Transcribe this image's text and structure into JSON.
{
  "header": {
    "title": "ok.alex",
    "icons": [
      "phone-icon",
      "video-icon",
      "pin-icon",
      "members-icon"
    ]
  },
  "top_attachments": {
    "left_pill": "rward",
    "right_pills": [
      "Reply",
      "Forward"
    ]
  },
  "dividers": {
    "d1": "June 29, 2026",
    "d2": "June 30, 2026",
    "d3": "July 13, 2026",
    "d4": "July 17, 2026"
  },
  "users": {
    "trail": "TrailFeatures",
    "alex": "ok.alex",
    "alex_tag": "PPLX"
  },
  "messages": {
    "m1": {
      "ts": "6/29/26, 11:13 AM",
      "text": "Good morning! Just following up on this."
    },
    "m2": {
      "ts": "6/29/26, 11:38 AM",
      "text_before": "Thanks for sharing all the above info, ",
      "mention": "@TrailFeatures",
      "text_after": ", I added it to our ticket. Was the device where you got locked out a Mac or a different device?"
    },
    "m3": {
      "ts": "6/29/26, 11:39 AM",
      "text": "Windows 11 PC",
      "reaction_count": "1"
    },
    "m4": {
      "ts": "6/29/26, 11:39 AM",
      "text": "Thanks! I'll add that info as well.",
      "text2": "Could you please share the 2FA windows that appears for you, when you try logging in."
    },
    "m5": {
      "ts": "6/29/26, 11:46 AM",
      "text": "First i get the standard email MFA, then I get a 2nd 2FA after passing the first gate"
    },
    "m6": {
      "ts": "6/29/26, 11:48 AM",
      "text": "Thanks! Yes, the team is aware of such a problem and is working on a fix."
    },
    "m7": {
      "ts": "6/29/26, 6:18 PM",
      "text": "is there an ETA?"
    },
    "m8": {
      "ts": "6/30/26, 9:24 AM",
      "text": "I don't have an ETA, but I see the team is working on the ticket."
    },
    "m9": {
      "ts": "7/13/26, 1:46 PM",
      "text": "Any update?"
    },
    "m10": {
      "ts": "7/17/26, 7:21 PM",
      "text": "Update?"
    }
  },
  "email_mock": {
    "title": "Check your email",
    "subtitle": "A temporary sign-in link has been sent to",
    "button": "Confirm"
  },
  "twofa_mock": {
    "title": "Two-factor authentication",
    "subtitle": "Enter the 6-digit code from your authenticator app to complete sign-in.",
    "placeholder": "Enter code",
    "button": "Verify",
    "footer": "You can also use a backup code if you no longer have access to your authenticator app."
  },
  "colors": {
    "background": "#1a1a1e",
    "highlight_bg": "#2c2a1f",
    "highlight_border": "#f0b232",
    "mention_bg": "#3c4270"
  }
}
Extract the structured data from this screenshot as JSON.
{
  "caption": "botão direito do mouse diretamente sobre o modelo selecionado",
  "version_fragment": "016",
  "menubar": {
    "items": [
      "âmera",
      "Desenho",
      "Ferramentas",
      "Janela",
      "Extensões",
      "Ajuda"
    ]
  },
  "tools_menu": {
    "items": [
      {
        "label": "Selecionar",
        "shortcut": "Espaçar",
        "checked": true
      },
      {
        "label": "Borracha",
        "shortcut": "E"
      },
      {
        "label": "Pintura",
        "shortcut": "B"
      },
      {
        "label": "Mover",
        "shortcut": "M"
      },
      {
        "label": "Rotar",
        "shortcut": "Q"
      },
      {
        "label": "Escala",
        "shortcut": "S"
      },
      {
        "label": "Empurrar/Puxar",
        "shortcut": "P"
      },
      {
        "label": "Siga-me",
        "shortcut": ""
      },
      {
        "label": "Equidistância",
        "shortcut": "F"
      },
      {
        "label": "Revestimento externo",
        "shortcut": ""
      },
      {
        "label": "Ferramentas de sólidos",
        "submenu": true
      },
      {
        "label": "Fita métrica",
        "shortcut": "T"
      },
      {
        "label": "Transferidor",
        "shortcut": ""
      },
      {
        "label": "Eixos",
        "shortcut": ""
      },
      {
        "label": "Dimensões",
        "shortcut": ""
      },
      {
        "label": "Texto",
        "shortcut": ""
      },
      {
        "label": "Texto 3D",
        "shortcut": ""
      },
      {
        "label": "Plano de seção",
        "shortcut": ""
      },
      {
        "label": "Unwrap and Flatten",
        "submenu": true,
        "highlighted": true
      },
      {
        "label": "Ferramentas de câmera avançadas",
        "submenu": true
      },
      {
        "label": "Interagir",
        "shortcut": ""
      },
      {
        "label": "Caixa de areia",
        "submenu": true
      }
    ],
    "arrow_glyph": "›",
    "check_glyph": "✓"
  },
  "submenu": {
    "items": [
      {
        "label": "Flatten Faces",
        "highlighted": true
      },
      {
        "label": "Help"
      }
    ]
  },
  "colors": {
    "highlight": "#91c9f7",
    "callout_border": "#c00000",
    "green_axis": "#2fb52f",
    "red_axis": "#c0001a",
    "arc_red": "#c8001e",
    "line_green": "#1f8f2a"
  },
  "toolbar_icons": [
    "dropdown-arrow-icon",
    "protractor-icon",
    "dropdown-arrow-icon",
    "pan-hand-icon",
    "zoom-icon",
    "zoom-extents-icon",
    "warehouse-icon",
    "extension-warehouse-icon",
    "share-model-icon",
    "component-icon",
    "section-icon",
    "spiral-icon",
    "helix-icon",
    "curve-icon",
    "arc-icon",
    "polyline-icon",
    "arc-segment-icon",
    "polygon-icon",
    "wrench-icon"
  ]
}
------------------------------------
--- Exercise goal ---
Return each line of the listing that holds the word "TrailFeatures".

--- Your response ---
    "trail": "TrailFeatures",
      "mention": "@TrailFeatures",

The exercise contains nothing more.